That’s how it’s done.
As I watched Hamilton on The Fourth of July, marveling at the phenomenal performances of the original cast and singing along to the score that I know by heart, it still felt fresh and exciting. Hamilton stays grounded; it is simply a recording of three June 2016 performances by the original cast, stitched together. Hamilton, the Broadway musical, is fantastic, and so is Hamilton the film. In fact, it comes close to replicating the experience of seeing the show live.
I won’t bother re-reviewing the musical itself. It’s one of the best shows of all time and has permanently revolutionized musical theater. Technically, the live recording has no major issues. The sound quality is flawless, and the camera angles switch between wide and close up angles when necessary to complement the action on stage. The cast delivers a timeless performance, with every member in top form. As someone who has seen the show live and played the soundtrack to death, almost every number still gave me goosebumps.
It’s amazing that the production of this film was so effective despite being so simple — it’s just a recording of the show, with the footage edited together. Yet, the mass distribution of a Broadway recording hasn’t really been done with a modern hit show before. Only the Netflix exclusive recording of Shrek The Musical comes to mind. Every instance of musical theater on the big screen gets filtered through the movie adaptation (Les Misérables, Cats) or live TV special formats (Jesus Christ Superstar, Grease, Hairspray). In doing so, these movies and TV specials have been lackluster at best, and laughable at worst. In taking the simpler route, Hamilton keeps shattering expectations.
Puzzlingly, the vast majority of musical theater adaptations have been of below average quality. Perhaps in the process of adapting a musical to TV or film there are a host of opportunities for non-musical theater folks to make inexperienced or questionable artistic decisions. Those decisions often detract from the final product; Casting directors thrust stars into parts for which they are ill-suited, such as John Legend in Jesus Christ Superstar and Russel Crow in Les Mis. Film directors have made decisions that compromise the quality of the musical, like digitizing the Cats designs or using the live audio recordings from the actors in Les Mis. Even talented actors may make performance decisions that cause unintended harm to their singing voices, such as Anne Hathaway crying during “I Dreamed a Dream” or Hugh Jackman purposefully dehydrating himself to build muscle for Les Mis. In both of these cases, the vocal performances were needlessly compromised. Why make so many changes from the source material?

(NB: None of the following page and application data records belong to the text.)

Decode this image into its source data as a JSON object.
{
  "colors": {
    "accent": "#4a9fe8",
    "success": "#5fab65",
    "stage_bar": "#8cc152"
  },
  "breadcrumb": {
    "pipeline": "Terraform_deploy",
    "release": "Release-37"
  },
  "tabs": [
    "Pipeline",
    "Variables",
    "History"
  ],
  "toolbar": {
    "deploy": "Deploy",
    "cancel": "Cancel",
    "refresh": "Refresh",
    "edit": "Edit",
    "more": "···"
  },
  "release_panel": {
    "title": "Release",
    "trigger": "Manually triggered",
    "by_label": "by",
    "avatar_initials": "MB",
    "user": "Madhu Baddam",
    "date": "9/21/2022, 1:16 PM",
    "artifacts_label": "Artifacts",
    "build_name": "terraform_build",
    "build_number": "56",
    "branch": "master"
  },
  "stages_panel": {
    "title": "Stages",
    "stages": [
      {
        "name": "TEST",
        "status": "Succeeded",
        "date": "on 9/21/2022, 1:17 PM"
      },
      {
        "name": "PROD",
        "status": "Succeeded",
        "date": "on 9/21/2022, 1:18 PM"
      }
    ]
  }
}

Airing a live show recording simplifies everything. All the artistic beats of the show have been streamlined and perfected over time. With a revered musical like Hamilton, there is no risk of messing it up, and the combined talent and rehearsals of the cast and crew is still rewarded.
Disney’s live recording of Hamilton revitalized my passion for the show. Whether you’ve seen the show in person, listened obsessively to the soundtrack or have only caught snippets of bootlegged footage, the original cast recording brought to Disney+ offers never-before-seen access to the show. The $7/month price tag of a Disney+ subscription offers exceptional value considering how expensive a Hamilton ticket is and how good the Hamilton film is. I am excited that this will give those who can’t see the show live an opportunity to experience its magic. Going forward, I can see the success of this film prompting other Broadway shows to produce live recordings, revolutionizing the way musical theater is dispensed to the public — in its purest, most authentic form.
James Robertson is a senior in The College of Arts and Sciences. He can be reached at [email protected]